Glory. Splendor. The static, popping to accompany the voice of my whiskered pilot in the headset; the wind, playing with my fingers and pinning them to the cold metal verticals between the wings. This was inspiration in its truest form.
Thank you, brothers Wright.
Last, but not least, only two summers ago (if time does not lie to me), on a day that I still remember with ease. Tally lake. 2012. Camping in the grand glow of the outdoor summer, soaking in the last strokes of august before it resigned from office.
Two kayaks and an air-mattress did not the noblest of vessels. Certainly, it was no envy of the old Vikings.
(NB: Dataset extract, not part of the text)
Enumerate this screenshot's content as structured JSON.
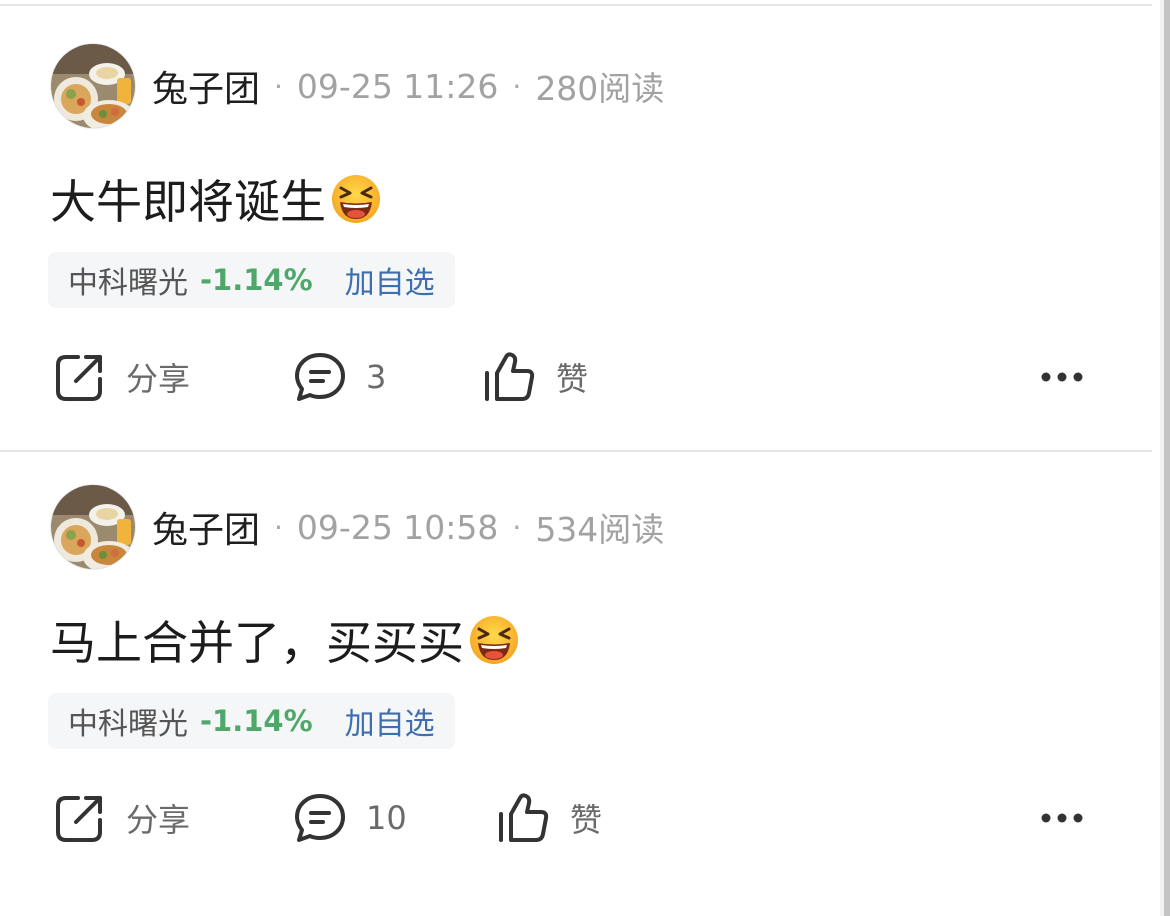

Even after the park ranger told us there was supposed to be a storm incoming, we decided to venture out, in search of cliffs from which to leap, because we are men, and men like to jump off of things. Onward we paddled, and it would have been hard to imagine a slower way to travel. But we made it to the cliffs, and after a few short-lived flights, the idea struck us. Fifteen feet was not much vertical. There were other cliffs.
Adventure. Find them.
In our kingly craft, we heaved out across the deepest lake this side of the Mississippi, in hunt of height. The clouds rolled in, but we ignored them as they came, and found ourselves scuttling up the sides of sparsely treed cliff-sides, from thirty-to-sixty feet above us, at the most accessible. Black water slapped against gray stone, and the rocks looked much more like teeth, from that height. Jumping didn’t seem so smart.
And now, the storm was upon us, probably to keep us from killing ourselves. But then the glorious task was before us. The thunder came, and we, the brave adventurers, had a shore to reach that seemed forever away.
How close the lightning came, I’ll never know. I only know how close I felt like it came, which was right overhead. Lying on your belly, clinging to a slowly leaking air-mattress, half buried in the deepest lake in the nearest states is only so exciting. But once you add the pounding of cold rain (I’m still not convinced there wasn’t hail involved), the slice of the numbing wind and the deafening, sky-rattling eruptions of thunder accompanying the stabbing tridents of lightning, you have yourself a camping trip not easily forgotten.
And there, on that air mattress, crammed next to two other people and pulled by two more in glowing orange kayaks, I witnessed the chorus of heaven. Wrath and power, the hurling of battle between atmospheric heavyweights. Blows fell and were received, and all the while, the clouds poured down on us.
Glory. Majesty. Here it was again. While I might not have noticed it at the moment, I was stranded in the middle of a moment the size of a lake, and I was one of only five people who saw it, and perhaps the only one who felt it beyond the fear and curiosity of what it would be like to be struck by lightning (and what happens if it strikes the lake you’re swimming in?).
The fear may have swallowed it, but the sensation remained. My quest went on. And there, in that moment, in that hail of crooked bolts, there was wonder. And after the fear subsided, when we stood freezing with bare feet on beds of pine-needles, and felt the rain pelt the forest, I understood it.
Fire, beneath the water. Fire above it. Sky-Sailing, with a hand out the window. Deep water and tridents from heaven.
These are not the only moments that come to mind, when I think of shaping experiences. There are, of course, dozens more. But these, perhaps, are the ones that have stuck with me the best, and the ones that stand out the clearest.
Life is a story to be told, and when you skip all the boring (haha) bits, you get a patchwork. You get action scenes. You get scenes dipped in bronze or hung on mantles, seared into images of ink and of words, stitched into hearts and woven into hearts.
Burn them or rub them in. Keep them and wear them around your neck or in your skin. Scars on your memory. Glad scars. Tear-stained smiles. Build them into yourself.
We are all patchwork souls.
And these are three of my favorite patches.